> _EXERCISE DETAILS_
Each entry is to be reproduced verbatim, and images are to be omitted.

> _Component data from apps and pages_

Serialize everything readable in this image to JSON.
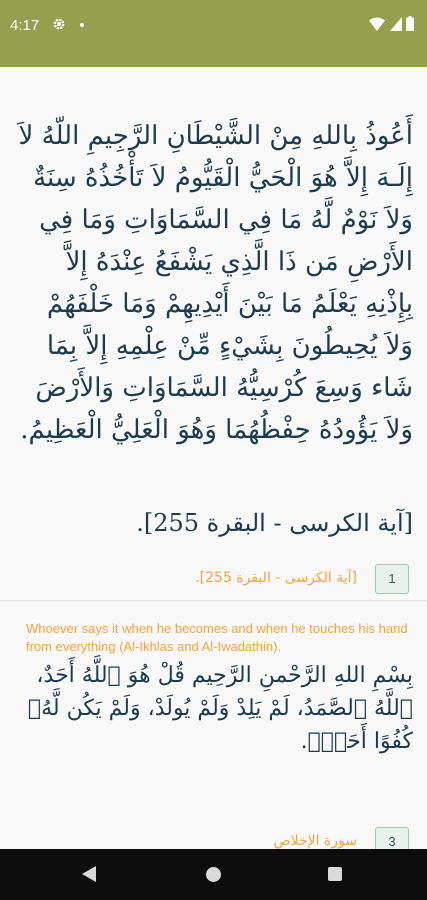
{
  "status_bar": {
    "time": "4:17",
    "icons": [
      "gear-icon",
      "notification-dot-icon",
      "wifi-icon",
      "signal-icon",
      "battery-icon"
    ]
  },
  "cards": [
    {
      "arabic_text": "أَعُوذُ بِاللهِ مِنْ الشَّيْطَانِ الرَّجِيمِ اللّهُ لاَ إِلَـهَ إِلاَّ هُوَ الْحَيُّ الْقَيُّومُ لاَ تَأْخُذُهُ سِنَةٌ وَلاَ نَوْمٌ لَّهُ مَا فِي السَّمَاوَاتِ وَمَا فِي الأَرْضِ مَن ذَا الَّذِي يَشْفَعُ عِنْدَهُ إِلاَّ بِإِذْنِهِ يَعْلَمُ مَا بَيْنَ أَيْدِيهِمْ وَمَا خَلْفَهُمْ وَلاَ يُحِيطُونَ بِشَيْءٍ مِّنْ عِلْمِهِ إِلاَّ بِمَا شَاء وَسِعَ كُرْسِيُّهُ السَّمَاوَاتِ وَالأَرْضَ وَلاَ يَؤُودُهُ حِفْظُهُمَا وَهُوَ الْعَلِيُّ الْعَظِيمُ.",
      "inline_reference": "[آية الكرسى - البقرة 255].",
      "reference": "[آية الكرسى - البقرة 255].",
      "count": "1"
    },
    {
      "virtue": "Whoever says it when he becomes and when he touches his hand from everything (Al-Ikhlas and Al-Iwadathin).",
      "arabic_text": "بِسْمِ اللهِ الرَّحْمنِ الرَّحِيم قُلْ هُوَ ٱللَّهُ أَحَدٌ، ٱللَّهُ ٱلصَّمَدُ، لَمْ يَلِدْ وَلَمْ يُولَدْ، وَلَمْ يَكُن لَّهُۥ كُفُوًا أَحَدٌۢ.",
      "reference": "سورة الإخلاص",
      "count": "3"
    }
  ],
  "nav_bar": {
    "icons": [
      "back-icon",
      "home-icon",
      "recents-icon"
    ]
  },
  "colors": {
    "status_bar": "#95a04f",
    "arabic_text": "#1d3b4e",
    "reference_orange": "#f2a23c",
    "badge_bg": "#e8f1eb",
    "nav_bar": "#0d0d0d"
  }
}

> _OUTPUT FOR THIS EXERCISE_
Serialize everything readable in this image to JSON.
{
  "status_bar": {
    "time": "4:17",
    "icons": [
      "gear-icon",
      "notification-dot-icon",
      "wifi-icon",
      "signal-icon",
      "battery-icon"
    ]
  },
  "cards": [
    {
      "arabic_text": "أَعُوذُ بِاللهِ مِنْ الشَّيْطَانِ الرَّجِيمِ اللّهُ لاَ إِلَـهَ إِلاَّ هُوَ الْحَيُّ الْقَيُّومُ لاَ تَأْخُذُهُ سِنَةٌ وَلاَ نَوْمٌ لَّهُ مَا فِي السَّمَاوَاتِ وَمَا فِي الأَرْضِ مَن ذَا الَّذِي يَشْفَعُ عِنْدَهُ إِلاَّ بِإِذْنِهِ يَعْلَمُ مَا بَيْنَ أَيْدِيهِمْ وَمَا خَلْفَهُمْ وَلاَ يُحِيطُونَ بِشَيْءٍ مِّنْ عِلْمِهِ إِلاَّ بِمَا شَاء وَسِعَ كُرْسِيُّهُ السَّمَاوَاتِ وَالأَرْضَ وَلاَ يَؤُودُهُ حِفْظُهُمَا وَهُوَ الْعَلِيُّ الْعَظِيمُ.",
      "inline_reference": "[آية الكرسى - البقرة 255].",
      "reference": "[آية الكرسى - البقرة 255].",
      "count": "1"
    },
    {
      "virtue": "Whoever says it when he becomes and when he touches his hand from everything (Al-Ikhlas and Al-Iwadathin).",
      "arabic_text": "بِسْمِ اللهِ الرَّحْمنِ الرَّحِيم قُلْ هُوَ ٱللَّهُ أَحَدٌ، ٱللَّهُ ٱلصَّمَدُ، لَمْ يَلِدْ وَلَمْ يُولَدْ، وَلَمْ يَكُن لَّهُۥ كُفُوًا أَحَدٌۢ.",
      "reference": "سورة الإخلاص",
      "count": "3"
    }
  ],
  "nav_bar": {
    "icons": [
      "back-icon",
      "home-icon",
      "recents-icon"
    ]
  },
  "colors": {
    "status_bar": "#95a04f",
    "arabic_text": "#1d3b4e",
    "reference_orange": "#f2a23c",
    "badge_bg": "#e8f1eb",
    "nav_bar": "#0d0d0d"
  }
}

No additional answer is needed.